    I use a CPAP and have recently added the O2. I have never slept good, even with CPAP before O2. It’s a rare thing for me to sleep more than 2 hrs most of my life, lol I know that O2 drops when you sleep, I wonder if this has been the issue all my life.

  5. Darlene MacLean says:

    Your heart needs to rest and recover sometimes too! If you go without enough O2 it works overtime to compensate. Don’t cause yourself yet another problem by not using enough oxygen.

  6. Marylou ward says:

    I too use oxygen at 2 lpm at night. I sleep much better and have started using it more in the day time. Walking I use4 lpm and sitting I use2 lpm. I breath better so I’m using it more. Quality of life. I’m 75 yo just turned this age.

  7. Sherri Norton says:

    I also use oxygen 24/7. When I go out I have Oxi-View glasses and they are wonderful. The oxygen comes through the frames into canulas at your nose. Hardly noticable. You can get the frames online and then have your optometrist put in prescription lenses if necessary. Highly recommend them.

  8. Ron Johnson says:

    I have been using O2 at night for over a year and use a POC on exertion. I have learned two things that might help in keeping the cannula clean. I use an alcohol patch (comes in individual pouches at the pharmacy) to clean the nose tubes every morning and after each use during the day.
    A ziplock bag comes in handy to store the nose piece in temporarily to keep it from hitting the floor as so often happens when trying to handle the tube. My mother in law thought of this after her heart surgery.

  9. Susan Ashcroft-Simpson says:

    Hi, my mum uses oxygen at 8 lpm 24/7 and has a terrible problem with her nose blocking up, this means she then can’t get enough oxygen. We are using all sorts of sprays and she also uses a nebuliser often to moisten her nose, but these things aren’t great.
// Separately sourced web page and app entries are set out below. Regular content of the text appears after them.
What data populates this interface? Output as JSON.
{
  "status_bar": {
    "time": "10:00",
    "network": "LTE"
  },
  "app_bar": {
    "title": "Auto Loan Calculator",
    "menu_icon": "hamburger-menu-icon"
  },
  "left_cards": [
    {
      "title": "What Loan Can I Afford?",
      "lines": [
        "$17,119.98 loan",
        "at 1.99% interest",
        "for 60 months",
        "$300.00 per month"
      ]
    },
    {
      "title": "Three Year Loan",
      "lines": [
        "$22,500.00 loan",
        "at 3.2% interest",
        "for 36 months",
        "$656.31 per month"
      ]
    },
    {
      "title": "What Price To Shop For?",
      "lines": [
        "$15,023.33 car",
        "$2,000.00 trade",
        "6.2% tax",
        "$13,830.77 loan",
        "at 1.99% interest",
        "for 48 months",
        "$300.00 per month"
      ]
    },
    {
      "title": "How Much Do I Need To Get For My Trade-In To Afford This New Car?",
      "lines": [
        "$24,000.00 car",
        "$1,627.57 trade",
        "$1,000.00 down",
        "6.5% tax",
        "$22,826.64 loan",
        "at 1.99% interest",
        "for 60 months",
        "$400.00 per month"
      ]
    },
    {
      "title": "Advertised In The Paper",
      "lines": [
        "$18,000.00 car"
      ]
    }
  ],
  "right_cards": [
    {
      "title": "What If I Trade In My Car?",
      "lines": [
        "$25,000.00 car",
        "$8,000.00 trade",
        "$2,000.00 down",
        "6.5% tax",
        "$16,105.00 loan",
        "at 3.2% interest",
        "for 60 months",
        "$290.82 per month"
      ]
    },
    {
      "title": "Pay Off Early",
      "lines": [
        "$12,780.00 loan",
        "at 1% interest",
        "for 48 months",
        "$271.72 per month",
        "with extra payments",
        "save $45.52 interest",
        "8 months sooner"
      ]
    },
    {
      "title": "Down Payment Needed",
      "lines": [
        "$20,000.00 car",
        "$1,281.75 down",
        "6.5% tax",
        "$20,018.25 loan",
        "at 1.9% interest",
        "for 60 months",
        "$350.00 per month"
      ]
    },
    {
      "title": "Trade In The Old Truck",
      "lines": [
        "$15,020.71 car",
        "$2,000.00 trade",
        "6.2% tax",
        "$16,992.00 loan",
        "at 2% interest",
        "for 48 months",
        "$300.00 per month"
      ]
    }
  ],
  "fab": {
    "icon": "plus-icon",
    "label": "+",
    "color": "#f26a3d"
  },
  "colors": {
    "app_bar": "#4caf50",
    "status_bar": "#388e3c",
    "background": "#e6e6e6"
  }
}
Does anyone have an advice ? Thank you so much it’s such a difficult illness isn’t it x

  10. I wake up & my oxygen has fallen out of my nose.I then use for about an hour while I’m awake.I have tried taping the small hose to the s ide of my face but tht also oes not always work! I have sleep-aptnea.Sorry I cannot spell!,Nancy

  11. Jodi Sprague says:

    I wear oxygen at night at a 2. But I sleep with my mouth open and wake up alit during the night with dry mouth. Does anybody have any suggestions to help me with the dry mouth? I have a glass of water by my bed. Would turning up my oxygen help?

    • Linda says:

      No, don’t turn your oxygen up. it’s unsafe for you to be at a higher level than what you need, it can make you dizzy give you headaches and other kinds of problems. Also turning your oxygen up will only make your mouth more dry. my nose was getting very dry and I was using saline spray, but my doctor told me to use Ayr gel spray and that’s keeping my nose moist. I don’t know what to do about a dry mouth other than drinking water like you said

  12. Raymond Benedict says:

    Hi my name is Ray I am I on oxygen at rest and around the house it is only point seven five millimeter its when I start doing physical things I get more short-winded I checked with my odometer on my finger and it will be 96-97 all day is this good to be that high with COPD or what can I do to bring that down I barely have my oxygen concentrator on the lowest level

Leave a Comment

Your email address will not be published. Required fields are marked *